[Dataset]:
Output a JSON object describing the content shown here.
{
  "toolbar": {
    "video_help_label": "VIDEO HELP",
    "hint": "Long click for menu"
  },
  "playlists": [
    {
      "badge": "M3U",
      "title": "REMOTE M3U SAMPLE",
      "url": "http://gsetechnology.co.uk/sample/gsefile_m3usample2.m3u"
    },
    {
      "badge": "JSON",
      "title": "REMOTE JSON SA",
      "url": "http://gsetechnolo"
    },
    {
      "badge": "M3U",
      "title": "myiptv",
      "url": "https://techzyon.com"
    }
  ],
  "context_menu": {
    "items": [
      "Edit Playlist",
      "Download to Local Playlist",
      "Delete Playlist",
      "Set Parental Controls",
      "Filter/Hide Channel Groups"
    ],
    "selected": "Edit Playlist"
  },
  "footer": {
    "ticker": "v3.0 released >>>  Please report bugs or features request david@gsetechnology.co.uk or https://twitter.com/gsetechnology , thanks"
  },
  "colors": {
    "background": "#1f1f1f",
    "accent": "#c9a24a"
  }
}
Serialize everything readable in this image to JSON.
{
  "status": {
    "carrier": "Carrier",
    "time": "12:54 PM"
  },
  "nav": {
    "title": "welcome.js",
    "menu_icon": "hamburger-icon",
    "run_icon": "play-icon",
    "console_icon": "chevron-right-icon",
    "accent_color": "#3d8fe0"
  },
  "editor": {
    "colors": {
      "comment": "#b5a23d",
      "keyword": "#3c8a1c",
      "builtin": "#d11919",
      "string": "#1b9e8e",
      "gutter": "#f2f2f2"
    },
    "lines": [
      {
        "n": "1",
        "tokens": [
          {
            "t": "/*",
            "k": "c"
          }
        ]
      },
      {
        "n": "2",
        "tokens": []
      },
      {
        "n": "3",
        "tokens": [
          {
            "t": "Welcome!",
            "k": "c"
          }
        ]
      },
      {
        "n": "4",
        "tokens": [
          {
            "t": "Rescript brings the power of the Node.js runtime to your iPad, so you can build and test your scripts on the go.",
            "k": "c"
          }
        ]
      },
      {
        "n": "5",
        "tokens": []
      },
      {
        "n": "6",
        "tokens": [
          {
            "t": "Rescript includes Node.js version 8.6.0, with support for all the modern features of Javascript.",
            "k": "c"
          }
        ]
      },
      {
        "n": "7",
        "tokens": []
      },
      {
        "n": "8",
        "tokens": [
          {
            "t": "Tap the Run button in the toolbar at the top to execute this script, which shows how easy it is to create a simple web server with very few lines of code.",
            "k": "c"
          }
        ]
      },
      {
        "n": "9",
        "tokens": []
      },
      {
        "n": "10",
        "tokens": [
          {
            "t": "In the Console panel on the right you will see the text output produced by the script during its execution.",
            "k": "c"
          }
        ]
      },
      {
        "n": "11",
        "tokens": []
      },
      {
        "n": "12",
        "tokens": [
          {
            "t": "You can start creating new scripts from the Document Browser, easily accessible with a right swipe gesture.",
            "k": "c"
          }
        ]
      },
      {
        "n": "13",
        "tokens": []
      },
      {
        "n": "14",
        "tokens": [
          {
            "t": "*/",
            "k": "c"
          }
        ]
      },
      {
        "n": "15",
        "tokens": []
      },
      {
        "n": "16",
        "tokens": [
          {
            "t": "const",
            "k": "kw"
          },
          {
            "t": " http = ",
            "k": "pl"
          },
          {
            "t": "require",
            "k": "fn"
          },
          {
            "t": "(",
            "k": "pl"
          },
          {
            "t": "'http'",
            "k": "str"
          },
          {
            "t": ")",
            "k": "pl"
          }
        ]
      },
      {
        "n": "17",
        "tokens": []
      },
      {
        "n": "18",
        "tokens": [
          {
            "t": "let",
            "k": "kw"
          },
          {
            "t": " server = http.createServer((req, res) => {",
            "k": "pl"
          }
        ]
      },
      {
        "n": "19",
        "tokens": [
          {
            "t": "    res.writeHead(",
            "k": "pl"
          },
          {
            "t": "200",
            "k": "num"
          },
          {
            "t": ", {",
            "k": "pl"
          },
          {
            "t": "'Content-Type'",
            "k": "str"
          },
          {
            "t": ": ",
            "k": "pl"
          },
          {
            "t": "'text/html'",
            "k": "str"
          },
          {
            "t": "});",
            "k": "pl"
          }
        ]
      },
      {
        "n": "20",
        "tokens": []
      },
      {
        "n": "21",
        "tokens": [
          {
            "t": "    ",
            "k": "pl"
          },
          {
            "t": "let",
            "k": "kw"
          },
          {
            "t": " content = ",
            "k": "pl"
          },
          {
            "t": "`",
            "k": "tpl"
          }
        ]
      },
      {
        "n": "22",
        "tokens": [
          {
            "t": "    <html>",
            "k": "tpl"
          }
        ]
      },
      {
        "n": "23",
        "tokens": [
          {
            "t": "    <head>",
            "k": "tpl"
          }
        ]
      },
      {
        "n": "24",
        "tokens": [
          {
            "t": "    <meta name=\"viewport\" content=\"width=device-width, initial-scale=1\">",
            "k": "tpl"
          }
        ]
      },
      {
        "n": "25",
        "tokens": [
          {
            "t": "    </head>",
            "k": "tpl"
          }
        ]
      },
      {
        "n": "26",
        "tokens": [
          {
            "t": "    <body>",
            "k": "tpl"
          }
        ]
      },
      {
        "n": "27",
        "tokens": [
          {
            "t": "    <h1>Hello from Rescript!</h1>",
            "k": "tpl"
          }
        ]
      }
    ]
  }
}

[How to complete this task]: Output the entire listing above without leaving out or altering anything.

[Response to this task]:
Output a JSON object describing the content shown here.
{
  "toolbar": {
    "video_help_label": "VIDEO HELP",
    "hint": "Long click for menu"
  },
  "playlists": [
    {
      "badge": "M3U",
      "title": "REMOTE M3U SAMPLE",
      "url": "http://gsetechnology.co.uk/sample/gsefile_m3usample2.m3u"
    },
    {
      "badge": "JSON",
      "title": "REMOTE JSON SA",
      "url": "http://gsetechnolo"
    },
    {
      "badge": "M3U",
      "title": "myiptv",
      "url": "https://techzyon.com"
    }
  ],
  "context_menu": {
    "items": [
      "Edit Playlist",
      "Download to Local Playlist",
      "Delete Playlist",
      "Set Parental Controls",
      "Filter/Hide Channel Groups"
    ],
    "selected": "Edit Playlist"
  },
  "footer": {
    "ticker": "v3.0 released >>>  Please report bugs or features request david@gsetechnology.co.uk or https://twitter.com/gsetechnology , thanks"
  },
  "colors": {
    "background": "#1f1f1f",
    "accent": "#c9a24a"
  }
}
Serialize everything readable in this image to JSON.
{
  "status": {
    "carrier": "Carrier",
    "time": "12:54 PM"
  },
  "nav": {
    "title": "welcome.js",
    "menu_icon": "hamburger-icon",
    "run_icon": "play-icon",
    "console_icon": "chevron-right-icon",
    "accent_color": "#3d8fe0"
  },
  "editor": {
    "colors": {
      "comment": "#b5a23d",
      "keyword": "#3c8a1c",
      "builtin": "#d11919",
      "string": "#1b9e8e",
      "gutter": "#f2f2f2"
    },
    "lines": [
      {
        "n": "1",
        "tokens": [
          {
            "t": "/*",
            "k": "c"
          }
        ]
      },
      {
        "n": "2",
        "tokens": []
      },
      {
        "n": "3",
        "tokens": [
          {
            "t": "Welcome!",
            "k": "c"
          }
        ]
      },
      {
        "n": "4",
        "tokens": [
          {
            "t": "Rescript brings the power of the Node.js runtime to your iPad, so you can build and test your scripts on the go.",
            "k": "c"
          }
        ]
      },
      {
        "n": "5",
        "tokens": []
      },
      {
        "n": "6",
        "tokens": [
          {
            "t": "Rescript includes Node.js version 8.6.0, with support for all the modern features of Javascript.",
            "k": "c"
          }
        ]
      },
      {
        "n": "7",
        "tokens": []
      },
      {
        "n": "8",
        "tokens": [
          {
            "t": "Tap the Run button in the toolbar at the top to execute this script, which shows how easy it is to create a simple web server with very few lines of code.",
            "k": "c"
          }
        ]
      },
      {
        "n": "9",
        "tokens": []
      },
      {
        "n": "10",
        "tokens": [
          {
            "t": "In the Console panel on the right you will see the text output produced by the script during its execution.",
            "k": "c"
          }
        ]
      },
      {
        "n": "11",
        "tokens": []
      },
      {
        "n": "12",
        "tokens": [
          {
            "t": "You can start creating new scripts from the Document Browser, easily accessible with a right swipe gesture.",
            "k": "c"
          }
        ]
      },
      {
        "n": "13",
        "tokens": []
      },
      {
        "n": "14",
        "tokens": [
          {
            "t": "*/",
            "k": "c"
          }
        ]
      },
      {
        "n": "15",
        "tokens": []
      },
      {
        "n": "16",
        "tokens": [
          {
            "t": "const",
            "k": "kw"
          },
          {
            "t": " http = ",
            "k": "pl"
          },
          {
            "t": "require",
            "k": "fn"
          },
          {
            "t": "(",
            "k": "pl"
          },
          {
            "t": "'http'",
            "k": "str"
          },
          {
            "t": ")",
            "k": "pl"
          }
        ]
      },
      {
        "n": "17",
        "tokens": []
      },
      {
        "n": "18",
        "tokens": [
          {
            "t": "let",
            "k": "kw"
          },
          {
            "t": " server = http.createServer((req, res) => {",
            "k": "pl"
          }
        ]
      },
      {
        "n": "19",
        "tokens": [
          {
            "t": "    res.writeHead(",
            "k": "pl"
          },
          {
            "t": "200",
            "k": "num"
          },
          {
            "t": ", {",
            "k": "pl"
          },
          {
            "t": "'Content-Type'",
            "k": "str"
          },
          {
            "t": ": ",
            "k": "pl"
          },
          {
            "t": "'text/html'",
            "k": "str"
          },
          {
            "t": "});",
            "k": "pl"
          }
        ]
      },
      {
        "n": "20",
        "tokens": []
      },
      {
        "n": "21",
        "tokens": [
          {
            "t": "    ",
            "k": "pl"
          },
          {
            "t": "let",
            "k": "kw"
          },
          {
            "t": " content = ",
            "k": "pl"
          },
          {
            "t": "`",
            "k": "tpl"
          }
        ]
      },
      {
        "n": "22",
        "tokens": [
          {
            "t": "    <html>",
            "k": "tpl"
          }
        ]
      },
      {
        "n": "23",
        "tokens": [
          {
            "t": "    <head>",
            "k": "tpl"
          }
        ]
      },
      {
        "n": "24",
        "tokens": [
          {
            "t": "    <meta name=\"viewport\" content=\"width=device-width, initial-scale=1\">",
            "k": "tpl"
          }
        ]
      },
      {
        "n": "25",
        "tokens": [
          {
            "t": "    </head>",
            "k": "tpl"
          }
        ]
      },
      {
        "n": "26",
        "tokens": [
          {
            "t": "    <body>",
            "k": "tpl"
          }
        ]
      },
      {
        "n": "27",
        "tokens": [
          {
            "t": "    <h1>Hello from Rescript!</h1>",
            "k": "tpl"
          }
        ]
      }
    ]
  }
}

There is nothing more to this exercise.